The G7 is scheduled to hold a Climate and Environment Ministers meeting in Japan to discuss climate, energy, and environment issues. As the world economy prepares to shift from fossil fuels to renewable energy, the G7 nations are under pressure to make progress on climate issues. However, there are indications of backsliding on several issues, including power sector decarbonization by 2035, a coal phase-out by 2030, fossil fuel subsidies, and LNG investment. Japan’s Green Transformation (GX) plan is also on the agenda, with negotiations ongoing over whether the G7 should endorse it. Japan aims to expand the GX to Asia through the Asia Zero Emission Community (AZEC) to provide “Zero Emission Thermal Power” technologies (e.g. ammonia /coal co-firing).
“It’s 2023 – continuing to repeat the same weasley line about phasing-out “inefficient” fossil fuel subsidies by 2025 without demonstrating meaningful action is cynical at this point.
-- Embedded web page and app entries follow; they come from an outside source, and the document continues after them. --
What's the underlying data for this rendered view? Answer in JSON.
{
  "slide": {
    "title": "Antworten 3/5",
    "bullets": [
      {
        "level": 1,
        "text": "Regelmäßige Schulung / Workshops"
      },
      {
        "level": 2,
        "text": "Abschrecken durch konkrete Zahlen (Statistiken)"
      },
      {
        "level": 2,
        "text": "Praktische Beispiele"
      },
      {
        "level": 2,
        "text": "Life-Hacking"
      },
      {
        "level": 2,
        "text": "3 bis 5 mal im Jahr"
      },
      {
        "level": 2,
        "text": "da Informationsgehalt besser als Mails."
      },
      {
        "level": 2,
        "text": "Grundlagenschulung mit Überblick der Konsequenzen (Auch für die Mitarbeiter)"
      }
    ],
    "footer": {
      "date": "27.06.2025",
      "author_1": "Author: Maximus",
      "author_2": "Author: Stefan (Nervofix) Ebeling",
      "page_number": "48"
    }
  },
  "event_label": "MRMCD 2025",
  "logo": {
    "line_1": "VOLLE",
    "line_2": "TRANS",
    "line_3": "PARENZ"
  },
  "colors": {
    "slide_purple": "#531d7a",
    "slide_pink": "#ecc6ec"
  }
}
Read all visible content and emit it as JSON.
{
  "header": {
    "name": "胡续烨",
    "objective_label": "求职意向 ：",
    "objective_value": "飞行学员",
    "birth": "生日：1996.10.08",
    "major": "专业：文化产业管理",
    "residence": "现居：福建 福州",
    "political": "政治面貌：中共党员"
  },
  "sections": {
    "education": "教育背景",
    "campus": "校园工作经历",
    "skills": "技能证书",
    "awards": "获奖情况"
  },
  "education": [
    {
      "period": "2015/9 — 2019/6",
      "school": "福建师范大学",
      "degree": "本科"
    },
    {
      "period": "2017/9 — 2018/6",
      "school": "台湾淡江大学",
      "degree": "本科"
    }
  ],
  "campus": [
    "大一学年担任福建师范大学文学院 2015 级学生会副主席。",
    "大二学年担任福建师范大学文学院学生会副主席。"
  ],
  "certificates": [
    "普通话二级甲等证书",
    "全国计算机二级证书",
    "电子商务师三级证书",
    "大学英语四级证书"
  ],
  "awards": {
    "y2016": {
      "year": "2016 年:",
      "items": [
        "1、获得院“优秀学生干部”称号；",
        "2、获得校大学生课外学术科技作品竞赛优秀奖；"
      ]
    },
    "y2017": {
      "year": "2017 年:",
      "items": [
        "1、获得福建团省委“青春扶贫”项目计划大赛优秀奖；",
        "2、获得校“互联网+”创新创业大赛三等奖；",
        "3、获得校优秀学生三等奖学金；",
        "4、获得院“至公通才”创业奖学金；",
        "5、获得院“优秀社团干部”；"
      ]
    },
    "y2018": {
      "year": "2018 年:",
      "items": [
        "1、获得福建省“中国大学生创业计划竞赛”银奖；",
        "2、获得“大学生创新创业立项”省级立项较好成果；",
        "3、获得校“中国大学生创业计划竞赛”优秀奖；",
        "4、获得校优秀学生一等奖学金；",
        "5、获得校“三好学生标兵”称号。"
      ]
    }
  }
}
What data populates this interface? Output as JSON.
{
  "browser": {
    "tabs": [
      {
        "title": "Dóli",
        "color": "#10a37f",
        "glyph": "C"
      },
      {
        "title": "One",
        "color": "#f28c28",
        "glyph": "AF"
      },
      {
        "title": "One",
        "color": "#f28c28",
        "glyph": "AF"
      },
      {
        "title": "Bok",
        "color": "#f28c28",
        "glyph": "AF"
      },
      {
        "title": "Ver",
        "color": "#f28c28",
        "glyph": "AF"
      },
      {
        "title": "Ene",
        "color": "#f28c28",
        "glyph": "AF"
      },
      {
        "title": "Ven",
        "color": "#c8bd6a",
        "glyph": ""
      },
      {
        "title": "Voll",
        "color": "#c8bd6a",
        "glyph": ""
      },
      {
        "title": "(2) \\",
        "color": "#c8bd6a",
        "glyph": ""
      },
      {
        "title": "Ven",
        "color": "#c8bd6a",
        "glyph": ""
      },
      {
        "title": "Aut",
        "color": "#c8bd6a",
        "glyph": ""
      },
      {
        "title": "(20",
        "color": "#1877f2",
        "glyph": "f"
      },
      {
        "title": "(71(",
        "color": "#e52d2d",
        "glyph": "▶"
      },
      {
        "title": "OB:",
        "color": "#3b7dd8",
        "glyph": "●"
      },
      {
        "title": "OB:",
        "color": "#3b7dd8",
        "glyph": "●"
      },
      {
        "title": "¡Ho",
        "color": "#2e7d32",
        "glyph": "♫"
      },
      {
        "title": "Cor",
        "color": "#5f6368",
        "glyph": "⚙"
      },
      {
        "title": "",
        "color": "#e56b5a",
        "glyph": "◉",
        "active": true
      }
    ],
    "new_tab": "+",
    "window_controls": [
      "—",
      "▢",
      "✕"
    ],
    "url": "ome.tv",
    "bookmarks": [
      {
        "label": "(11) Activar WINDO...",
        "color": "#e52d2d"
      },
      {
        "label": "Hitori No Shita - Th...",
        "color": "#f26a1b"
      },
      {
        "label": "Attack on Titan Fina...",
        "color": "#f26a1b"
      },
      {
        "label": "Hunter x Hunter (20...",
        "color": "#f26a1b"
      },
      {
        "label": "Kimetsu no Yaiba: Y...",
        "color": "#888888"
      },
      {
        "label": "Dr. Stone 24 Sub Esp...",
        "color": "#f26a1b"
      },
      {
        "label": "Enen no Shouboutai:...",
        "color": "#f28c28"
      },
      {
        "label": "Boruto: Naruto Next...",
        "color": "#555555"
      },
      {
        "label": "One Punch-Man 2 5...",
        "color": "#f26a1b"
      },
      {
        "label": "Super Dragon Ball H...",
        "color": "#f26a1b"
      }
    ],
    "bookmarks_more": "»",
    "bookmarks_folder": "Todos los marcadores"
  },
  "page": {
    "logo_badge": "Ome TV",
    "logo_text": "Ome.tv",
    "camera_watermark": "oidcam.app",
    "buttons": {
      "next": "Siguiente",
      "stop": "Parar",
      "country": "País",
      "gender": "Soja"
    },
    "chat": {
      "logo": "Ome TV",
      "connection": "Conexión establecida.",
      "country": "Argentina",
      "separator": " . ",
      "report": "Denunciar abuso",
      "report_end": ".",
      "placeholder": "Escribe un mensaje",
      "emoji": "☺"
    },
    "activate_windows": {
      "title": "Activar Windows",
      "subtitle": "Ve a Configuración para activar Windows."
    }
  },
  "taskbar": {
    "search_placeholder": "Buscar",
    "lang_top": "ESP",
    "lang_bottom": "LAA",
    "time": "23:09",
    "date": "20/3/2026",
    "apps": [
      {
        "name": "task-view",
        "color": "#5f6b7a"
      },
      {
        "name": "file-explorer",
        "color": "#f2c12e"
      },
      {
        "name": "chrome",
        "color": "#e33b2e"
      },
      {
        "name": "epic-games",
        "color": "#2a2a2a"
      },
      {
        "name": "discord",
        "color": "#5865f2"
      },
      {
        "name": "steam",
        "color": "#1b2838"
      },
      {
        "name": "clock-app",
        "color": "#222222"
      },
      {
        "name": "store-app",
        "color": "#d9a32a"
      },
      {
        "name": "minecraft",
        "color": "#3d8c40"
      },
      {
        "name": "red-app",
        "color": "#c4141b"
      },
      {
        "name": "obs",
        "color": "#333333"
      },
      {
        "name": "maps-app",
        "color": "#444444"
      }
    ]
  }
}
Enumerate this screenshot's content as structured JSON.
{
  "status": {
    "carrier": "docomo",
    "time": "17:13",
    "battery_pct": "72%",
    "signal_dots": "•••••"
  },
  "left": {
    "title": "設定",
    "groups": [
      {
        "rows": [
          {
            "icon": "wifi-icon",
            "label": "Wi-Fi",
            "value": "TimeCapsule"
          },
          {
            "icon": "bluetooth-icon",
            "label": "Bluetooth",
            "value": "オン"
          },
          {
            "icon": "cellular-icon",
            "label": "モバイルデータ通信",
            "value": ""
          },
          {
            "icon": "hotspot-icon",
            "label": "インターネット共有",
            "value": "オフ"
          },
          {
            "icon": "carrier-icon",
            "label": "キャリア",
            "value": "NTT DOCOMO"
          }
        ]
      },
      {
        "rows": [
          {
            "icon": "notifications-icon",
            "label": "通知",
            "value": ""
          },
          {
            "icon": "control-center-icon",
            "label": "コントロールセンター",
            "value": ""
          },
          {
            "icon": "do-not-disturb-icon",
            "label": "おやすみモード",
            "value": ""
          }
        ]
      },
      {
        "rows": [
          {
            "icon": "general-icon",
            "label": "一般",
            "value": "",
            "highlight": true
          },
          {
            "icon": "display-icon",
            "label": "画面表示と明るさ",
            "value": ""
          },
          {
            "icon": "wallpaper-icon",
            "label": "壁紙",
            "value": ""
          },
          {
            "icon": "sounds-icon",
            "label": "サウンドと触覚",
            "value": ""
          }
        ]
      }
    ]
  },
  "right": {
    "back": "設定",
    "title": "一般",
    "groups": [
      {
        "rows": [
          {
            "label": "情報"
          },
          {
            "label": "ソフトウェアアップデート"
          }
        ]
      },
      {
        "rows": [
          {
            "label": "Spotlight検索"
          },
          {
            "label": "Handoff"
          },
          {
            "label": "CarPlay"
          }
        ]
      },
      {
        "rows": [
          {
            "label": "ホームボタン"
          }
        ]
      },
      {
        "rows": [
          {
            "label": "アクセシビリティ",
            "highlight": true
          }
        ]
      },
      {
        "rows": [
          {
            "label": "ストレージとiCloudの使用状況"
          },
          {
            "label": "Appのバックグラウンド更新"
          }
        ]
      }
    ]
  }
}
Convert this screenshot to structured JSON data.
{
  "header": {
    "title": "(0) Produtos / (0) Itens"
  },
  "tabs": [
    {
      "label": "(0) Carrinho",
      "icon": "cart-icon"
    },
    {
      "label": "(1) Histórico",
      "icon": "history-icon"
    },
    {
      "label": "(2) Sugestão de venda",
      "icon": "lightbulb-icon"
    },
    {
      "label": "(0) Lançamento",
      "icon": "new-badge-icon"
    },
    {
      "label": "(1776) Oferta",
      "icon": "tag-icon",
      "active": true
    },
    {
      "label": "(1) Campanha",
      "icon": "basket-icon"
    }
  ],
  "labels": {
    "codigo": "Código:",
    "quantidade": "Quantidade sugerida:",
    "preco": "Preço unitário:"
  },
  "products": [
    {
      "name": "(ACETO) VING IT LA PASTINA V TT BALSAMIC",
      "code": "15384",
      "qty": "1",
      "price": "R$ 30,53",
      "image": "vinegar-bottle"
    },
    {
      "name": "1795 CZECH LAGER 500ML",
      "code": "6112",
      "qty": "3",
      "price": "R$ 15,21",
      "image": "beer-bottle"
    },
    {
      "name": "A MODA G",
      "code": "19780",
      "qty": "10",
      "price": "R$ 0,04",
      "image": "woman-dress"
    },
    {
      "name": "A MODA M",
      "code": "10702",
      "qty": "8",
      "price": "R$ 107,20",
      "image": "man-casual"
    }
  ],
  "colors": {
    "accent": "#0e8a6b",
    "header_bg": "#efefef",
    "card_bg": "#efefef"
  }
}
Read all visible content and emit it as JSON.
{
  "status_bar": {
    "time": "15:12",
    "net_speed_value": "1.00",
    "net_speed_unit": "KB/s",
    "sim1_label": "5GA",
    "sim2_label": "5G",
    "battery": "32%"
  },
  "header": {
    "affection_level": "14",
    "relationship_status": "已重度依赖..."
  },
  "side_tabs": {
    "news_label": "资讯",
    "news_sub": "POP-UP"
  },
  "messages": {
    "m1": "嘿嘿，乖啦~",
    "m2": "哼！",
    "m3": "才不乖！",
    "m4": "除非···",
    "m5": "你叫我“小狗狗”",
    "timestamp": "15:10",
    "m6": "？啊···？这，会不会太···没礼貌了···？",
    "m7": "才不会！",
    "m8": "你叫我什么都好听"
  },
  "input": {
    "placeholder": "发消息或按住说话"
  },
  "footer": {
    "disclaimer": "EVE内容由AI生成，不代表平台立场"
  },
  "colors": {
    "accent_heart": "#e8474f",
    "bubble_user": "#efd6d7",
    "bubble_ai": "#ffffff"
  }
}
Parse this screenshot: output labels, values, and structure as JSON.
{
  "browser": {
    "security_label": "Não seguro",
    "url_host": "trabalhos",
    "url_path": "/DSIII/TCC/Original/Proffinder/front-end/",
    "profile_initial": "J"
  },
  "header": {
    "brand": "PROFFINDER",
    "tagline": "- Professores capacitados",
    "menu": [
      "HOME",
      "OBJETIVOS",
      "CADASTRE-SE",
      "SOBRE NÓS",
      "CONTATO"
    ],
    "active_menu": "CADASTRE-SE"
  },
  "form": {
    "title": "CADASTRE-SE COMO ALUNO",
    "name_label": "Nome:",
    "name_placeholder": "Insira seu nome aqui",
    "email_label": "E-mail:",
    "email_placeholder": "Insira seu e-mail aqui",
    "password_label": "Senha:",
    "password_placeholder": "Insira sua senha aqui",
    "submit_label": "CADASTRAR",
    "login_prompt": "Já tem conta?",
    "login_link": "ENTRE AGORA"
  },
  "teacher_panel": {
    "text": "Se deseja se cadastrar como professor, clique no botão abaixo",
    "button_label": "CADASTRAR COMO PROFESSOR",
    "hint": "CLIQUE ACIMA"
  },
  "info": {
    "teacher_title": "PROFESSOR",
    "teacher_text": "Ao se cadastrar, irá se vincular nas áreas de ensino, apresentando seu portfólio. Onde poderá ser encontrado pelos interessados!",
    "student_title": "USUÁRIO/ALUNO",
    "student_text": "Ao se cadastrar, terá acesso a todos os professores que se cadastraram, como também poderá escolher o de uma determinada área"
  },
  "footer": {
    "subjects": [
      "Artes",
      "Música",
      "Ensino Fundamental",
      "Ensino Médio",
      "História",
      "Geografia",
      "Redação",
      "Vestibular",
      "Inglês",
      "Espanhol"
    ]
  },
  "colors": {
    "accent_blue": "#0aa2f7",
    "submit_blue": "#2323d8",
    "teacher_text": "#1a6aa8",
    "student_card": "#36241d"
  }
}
Ministers should show up in Sapporo ready to take accountability for their lack of progress and with concrete ideas for how to phase-out all fossil fuel subsidies domestically and internationally in the next two years.”
Catherine Abreu, Founder & Executive Director, Destination Zero
The draft communiqué calls for all major economies to play a role in limiting the increase in global temperature, with a focus on enhancing Nationally Determined Contributions (NDCs) and peaking emissions by 2025. The G7 also supports the use of carbon markets and pricing to achieve net-zero emissions.
There is agreement on mandatory climate-related financial disclosures, with the G7 calling for more partners beyond the group to join this effort. The G7 has two priorities this year: the shift of all financial flows and widening the donor base, with emerging economies contributing. The G7 also supports the development of a Climate Club, focusing on the decarbonization of industries, which could be launched by COP28.
The UK has proposed a 2030 deadline for phasing out unabated domestic coal power generation, which has been supported by France but drawn reservations from Japan, the EU, and the US. Japan has reiterated its commitment to achieving a fully or predominantly decarbonized power sector by 2035 and proposes inviting the IEA to report on the various actions to accelerate the phase-out of domestic unabated coal power. However, it does not commit to implementing any actions that the IEA report might recommend, which contrasts with significant progress made in other sectors such as solar and wind in the past year
The draft text notes that hydrogen and ammonia can be effective tools to advance decarbonization in hard-to-abate sectors. Japan specifically is proposing to use ‘hydrogen and its derivatives’ (i.e ammonia) in the power sector, for co-firing with coal. However, the outcome of this decision matters in terms of consistency with the G7’s commitment on 2035 power sector decarbonization and ending international fossil fuel financing by 2025.
There is intense discussion of Japan’s proposed language calling for upstream investment in natural gas and LNG, given the risk of GHG emissions lock-in and stranded assets if future markets for gas are less than expected. Japanese companies and banks have invested over $60 billion in upstream gas and related LNG-infrastructure for export and import over the past 10 years with vested interests driven by concerns for diversification.
“Opening the door for new upstream gas investment and LNG infrastructure is not needed for energy security and fundamentally at odds with where global markets need to go, if we are to keep 1.5 within reach. Oil and gas production needs to decline globally by at least 65% between now and 2050 to be in line with the IPCC emissions reduction pathways. The most secure and cheapest way out of the energy and climate crisis is reducing gas demand”.
Luca Bergamaschi, Founder & CEO of Italian climate think tank ECCO
In conclusion, the G7 meeting in Japan will play a pivotal role in setting the energy transition agenda for other Asian countries. While there is a clear signal of unity on messages to China, there are also divisions among the group over key issues. The outcome of the meeting will build political momentum for the G7 Leaders Summit scheduled for May 19-21 in Hiroshima and send signals for talks later in the year at the G20 in India and COP28 in the UAE.
“Transforming our global energy system to run entirely on renewable energy is the strongest lever we have for combating climate change. There must be an immediate focus on electrifying as many sectors as possible through renewables – followed by scaling the solutions to tackle the hard-to-electrify sectors. Here’s the good news: We have the technologies available to achieve all of this. But we need more speed and more scale.
Ingrid Reumert, Senior Vice President, Global Stakeholder Relations, Ørsted
Topic detailed links
We Mean Business G7 page here.
E3g explainer on ammonia co-firing here
Climate Integrate Green Transformation (GX) explainer here
Ember Global Electricity Review 2023 here